Global Architecture & Design Awards 2018
Second Award | Category: Institutional (Built)
Architects: Biome Environmental Solutions Pvt Ltd
Team Members: Chitra Vishwanath, Sharath Nayak, Anurag Tamhankar, Soujanya Krishnaprasad, Murlidhar Reddy
Country: India

Unlike the longstanding notion of everlasting buildings, it is not uncommon to see built spaces being renovated or redone entirely to keep pace with people’s changing needs. The permanence of a building may no longer be a prerequisite in its design. This being accepted, it is necessary to allow material recovery and recycling, or reconstruct the same building elsewhere – anything but create debris that will occupy landfills.

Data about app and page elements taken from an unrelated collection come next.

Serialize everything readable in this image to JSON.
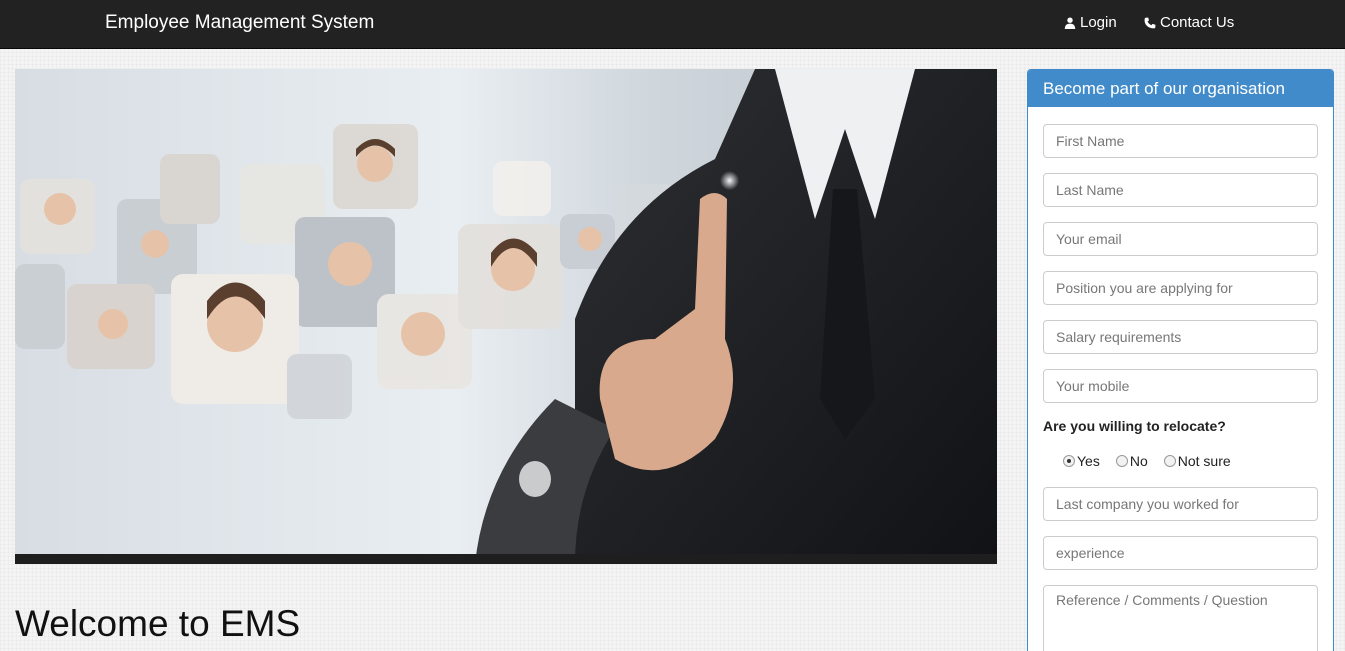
{
  "navbar": {
    "brand": "Employee Management System",
    "login": "Login",
    "contact": "Contact Us",
    "login_icon": "user-icon",
    "contact_icon": "phone-icon"
  },
  "main": {
    "welcome": "Welcome to EMS"
  },
  "form": {
    "title": "Become part of our organisation",
    "first_name": "First Name",
    "last_name": "Last Name",
    "email": "Your email",
    "position": "Position you are applying for",
    "salary": "Salary requirements",
    "mobile": "Your mobile",
    "relocate_question": "Are you willing to relocate?",
    "relocate_options": [
      "Yes",
      "No",
      "Not sure"
    ],
    "relocate_selected": "Yes",
    "last_company": "Last company you worked for",
    "experience": "experience",
    "comments": "Reference / Comments / Question"
  },
  "colors": {
    "navbar_bg": "#222222",
    "panel_accent": "#428bca"
  }
}
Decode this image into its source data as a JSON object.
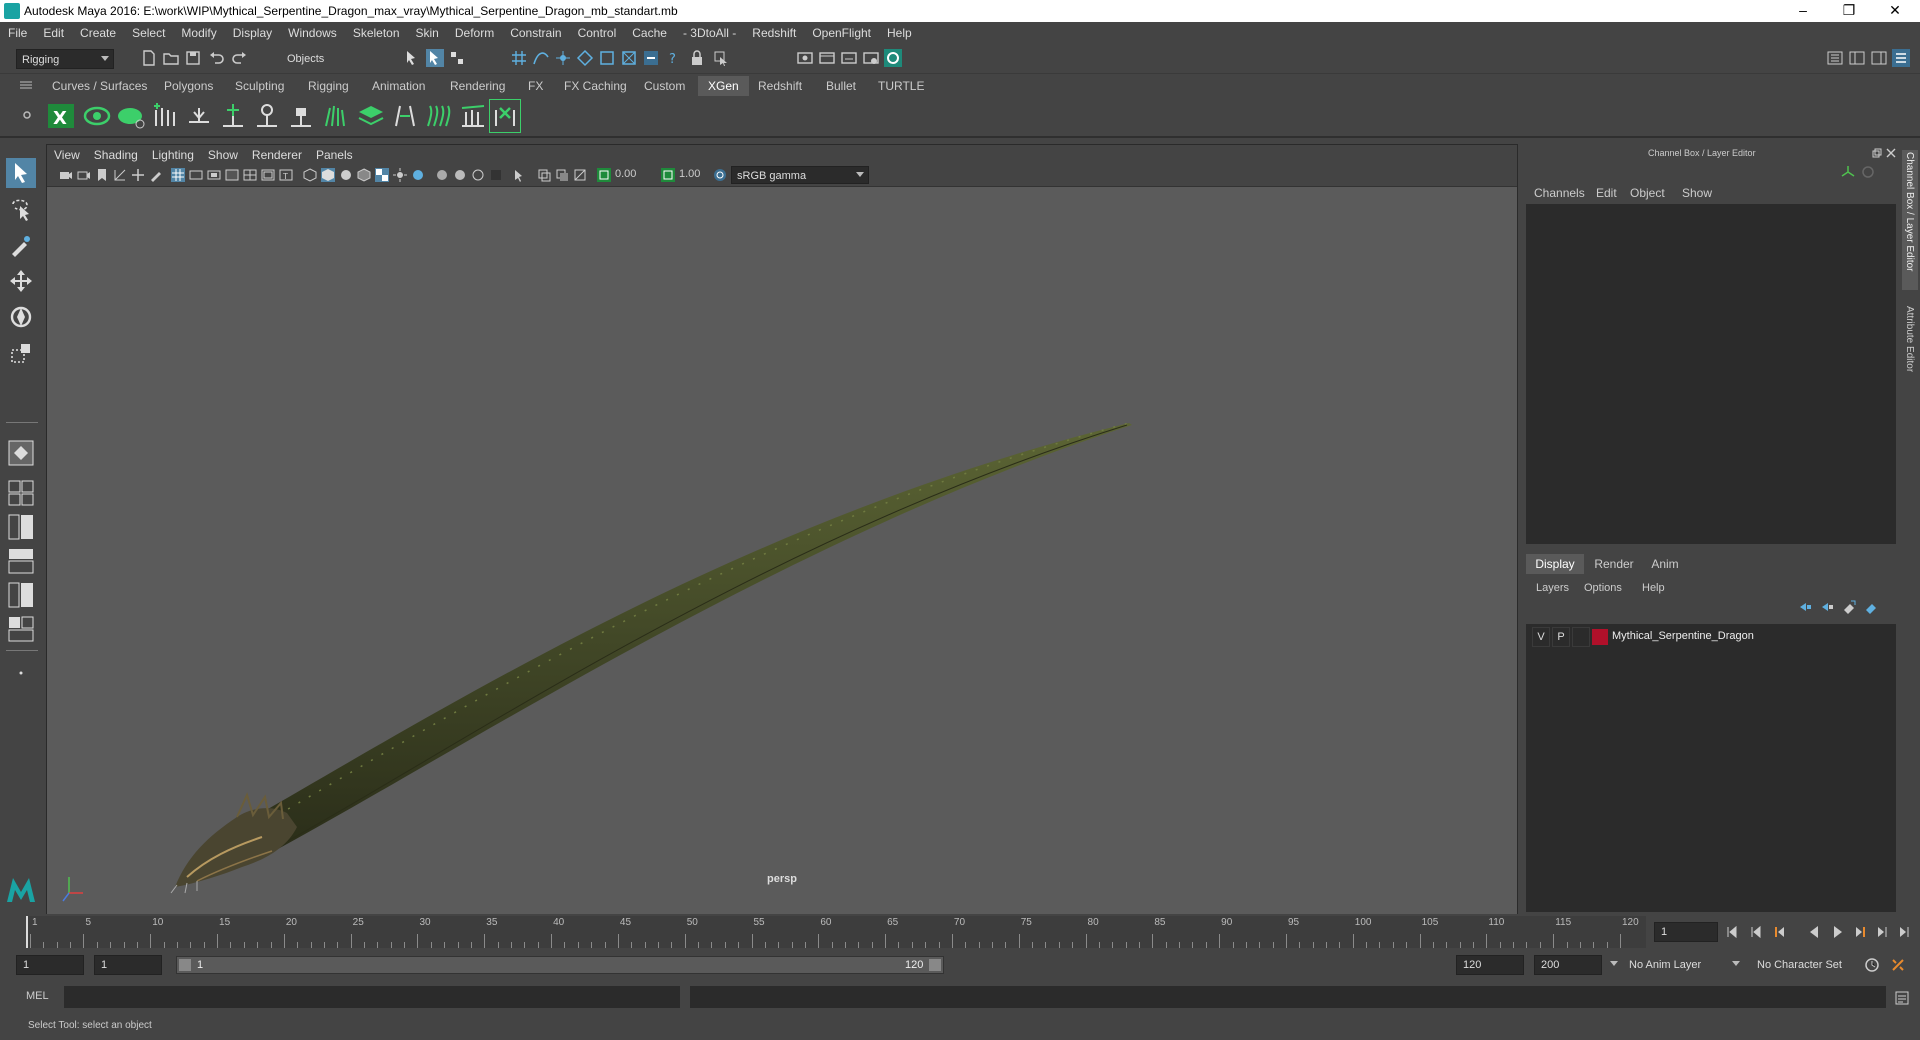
{
  "window": {
    "title": "Autodesk Maya 2016: E:\\work\\WIP\\Mythical_Serpentine_Dragon_max_vray\\Mythical_Serpentine_Dragon_mb_standart.mb",
    "minimize": "–",
    "restore": "❐",
    "close": "✕"
  },
  "menubar": [
    "File",
    "Edit",
    "Create",
    "Select",
    "Modify",
    "Display",
    "Windows",
    "Skeleton",
    "Skin",
    "Deform",
    "Constrain",
    "Control",
    "Cache",
    "- 3DtoAll -",
    "Redshift",
    "OpenFlight",
    "Help"
  ],
  "statusline": {
    "mode": "Rigging",
    "selection_mode": "Objects"
  },
  "shelf": {
    "tabs": [
      "Curves / Surfaces",
      "Polygons",
      "Sculpting",
      "Rigging",
      "Animation",
      "Rendering",
      "FX",
      "FX Caching",
      "Custom",
      "XGen",
      "Redshift",
      "Bullet",
      "TURTLE"
    ],
    "active_tab": "XGen"
  },
  "viewport": {
    "menu": [
      "View",
      "Shading",
      "Lighting",
      "Show",
      "Renderer",
      "Panels"
    ],
    "exposure": "0.00",
    "gamma": "1.00",
    "color_space": "sRGB gamma",
    "camera_label": "persp"
  },
  "channelbox": {
    "title": "Channel Box / Layer Editor",
    "menu": [
      "Channels",
      "Edit",
      "Object",
      "Show"
    ],
    "side_tabs": [
      "Channel Box / Layer Editor",
      "Attribute Editor"
    ]
  },
  "layer_editor": {
    "tabs": [
      "Display",
      "Render",
      "Anim"
    ],
    "active_tab": "Display",
    "menu": [
      "Layers",
      "Options",
      "Help"
    ],
    "layers": [
      {
        "visible": "V",
        "playback": "P",
        "color": "#b0102a",
        "name": "Mythical_Serpentine_Dragon"
      }
    ]
  },
  "timeline": {
    "ticks": [
      "1",
      "5",
      "10",
      "15",
      "20",
      "25",
      "30",
      "35",
      "40",
      "45",
      "50",
      "55",
      "60",
      "65",
      "70",
      "75",
      "80",
      "85",
      "90",
      "95",
      "100",
      "105",
      "110",
      "115",
      "120"
    ],
    "current_frame": "1"
  },
  "range": {
    "start": "1",
    "playback_start": "1",
    "slider_start": "1",
    "slider_end": "120",
    "playback_end": "120",
    "end": "200",
    "anim_layer": "No Anim Layer",
    "character_set": "No Character Set"
  },
  "commandline": {
    "label": "MEL"
  },
  "helpline": {
    "text": "Select Tool: select an object"
  }
}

Various building techniques make the design economical and recoverable to the maximum – chappadi granite stone slab foundation, paver block flooring, paper tube partition walls, and bolted steel supports – creating a structure that can be transposed. The external fabricated façade is a tack-welded mild steel frame with panels of perforated metal sheet, pinewood, reflective glass, operable louvres and sliding windows, planned with regard to light and ventilation. CSEBs made of soil from different sites in the locality create pleasing patterns which harmonize with the floor colours. GI sheet is used in consideration to the roof slope, with a false ceiling of bamboo mat plywood for thermal and sound insulation, which further imparts a sense of warmth. Preference of a hand-crafted material such as bamboo mat over the conventional plywood allows a valuable skill to be preserved.

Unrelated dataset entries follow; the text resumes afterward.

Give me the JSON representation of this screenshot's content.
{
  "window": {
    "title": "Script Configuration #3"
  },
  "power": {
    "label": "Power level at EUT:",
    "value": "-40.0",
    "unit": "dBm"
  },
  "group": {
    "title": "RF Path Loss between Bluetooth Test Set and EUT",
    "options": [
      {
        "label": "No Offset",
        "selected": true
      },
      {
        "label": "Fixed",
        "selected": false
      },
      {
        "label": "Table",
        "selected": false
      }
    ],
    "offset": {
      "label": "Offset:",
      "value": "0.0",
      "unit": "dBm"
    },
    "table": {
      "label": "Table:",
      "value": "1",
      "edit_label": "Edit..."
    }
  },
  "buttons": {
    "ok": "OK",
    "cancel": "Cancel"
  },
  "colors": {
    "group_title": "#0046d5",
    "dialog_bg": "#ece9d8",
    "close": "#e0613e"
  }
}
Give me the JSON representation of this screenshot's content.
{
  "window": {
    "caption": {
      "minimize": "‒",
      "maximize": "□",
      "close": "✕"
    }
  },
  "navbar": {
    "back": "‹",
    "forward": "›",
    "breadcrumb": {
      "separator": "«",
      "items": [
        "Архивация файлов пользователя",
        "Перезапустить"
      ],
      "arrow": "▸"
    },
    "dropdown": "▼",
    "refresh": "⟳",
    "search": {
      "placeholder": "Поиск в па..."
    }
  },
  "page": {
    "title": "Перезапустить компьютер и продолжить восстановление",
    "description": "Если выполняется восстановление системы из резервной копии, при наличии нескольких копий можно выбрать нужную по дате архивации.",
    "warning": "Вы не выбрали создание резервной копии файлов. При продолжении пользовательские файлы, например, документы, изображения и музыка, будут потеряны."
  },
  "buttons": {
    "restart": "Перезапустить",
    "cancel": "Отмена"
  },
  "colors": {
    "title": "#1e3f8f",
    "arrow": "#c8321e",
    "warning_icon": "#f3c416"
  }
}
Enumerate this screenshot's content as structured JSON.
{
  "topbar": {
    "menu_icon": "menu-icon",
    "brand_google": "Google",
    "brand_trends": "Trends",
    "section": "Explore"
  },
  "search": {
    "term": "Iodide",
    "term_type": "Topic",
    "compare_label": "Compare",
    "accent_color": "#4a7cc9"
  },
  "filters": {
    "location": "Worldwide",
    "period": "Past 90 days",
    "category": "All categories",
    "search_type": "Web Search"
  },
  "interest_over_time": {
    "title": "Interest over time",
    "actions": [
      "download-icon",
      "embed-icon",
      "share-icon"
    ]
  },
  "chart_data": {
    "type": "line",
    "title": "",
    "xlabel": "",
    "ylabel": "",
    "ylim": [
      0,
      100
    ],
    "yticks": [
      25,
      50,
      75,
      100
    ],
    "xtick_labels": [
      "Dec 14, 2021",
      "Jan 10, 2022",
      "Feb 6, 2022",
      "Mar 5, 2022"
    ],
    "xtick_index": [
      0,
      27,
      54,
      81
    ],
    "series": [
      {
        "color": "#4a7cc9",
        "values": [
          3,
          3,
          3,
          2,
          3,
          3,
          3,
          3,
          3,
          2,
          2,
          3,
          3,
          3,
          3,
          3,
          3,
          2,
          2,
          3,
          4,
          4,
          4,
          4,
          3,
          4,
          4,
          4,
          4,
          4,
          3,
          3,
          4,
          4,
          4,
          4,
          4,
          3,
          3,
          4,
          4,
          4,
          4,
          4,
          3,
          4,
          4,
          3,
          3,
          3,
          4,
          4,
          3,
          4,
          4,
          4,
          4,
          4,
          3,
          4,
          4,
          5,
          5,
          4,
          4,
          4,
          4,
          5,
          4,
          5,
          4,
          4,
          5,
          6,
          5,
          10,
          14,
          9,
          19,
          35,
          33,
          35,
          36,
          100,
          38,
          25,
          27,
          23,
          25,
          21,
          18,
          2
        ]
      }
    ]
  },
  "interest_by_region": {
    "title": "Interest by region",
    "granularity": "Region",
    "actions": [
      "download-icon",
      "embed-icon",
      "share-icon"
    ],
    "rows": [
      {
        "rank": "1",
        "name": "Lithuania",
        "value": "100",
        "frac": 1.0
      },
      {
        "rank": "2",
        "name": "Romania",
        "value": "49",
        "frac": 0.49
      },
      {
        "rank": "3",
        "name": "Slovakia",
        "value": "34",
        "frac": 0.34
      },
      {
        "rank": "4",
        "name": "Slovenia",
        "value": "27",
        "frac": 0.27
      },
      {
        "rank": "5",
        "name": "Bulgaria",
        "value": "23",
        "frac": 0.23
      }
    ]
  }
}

Exploratory learning is encouraged through a permeable design of the interiors – walls of varying heights enclosing curvilinear classrooms and common spaces under a skylight-dotted roof. The roof is supported on eight columns, each in the form of a branching tree. This tree form, while being a structural element, allows the roof to be perceived from a height that children can relate to. It is also a reinterpretation of learning under a tree, a common sight in rural parts of the country.

The building consists of four classrooms, a studio and a childhood stimulation centre around a central piazza, with filter spaces allowing transition between the rooms and the piazza. The toilet is designed with consideration to the young age group, cubicles scaled appropriately for children as well as their need to be supervised. Open drains in the wash area and urinal walls are incorporated for ease of use and maintenance. Light durable furniture made of honeycomb boards and paper tubes further encourages kids to explore and play with the environment. The versatility of the material permits a variety of configurations. Rainwater is harvested from the entire roof area, filtered and collected in the sump tank which overflows into a groundwater recharge well, effecting water security. Solid waste from the school is disposed of in twin leach pits which are effective in returning nutrient to the soil.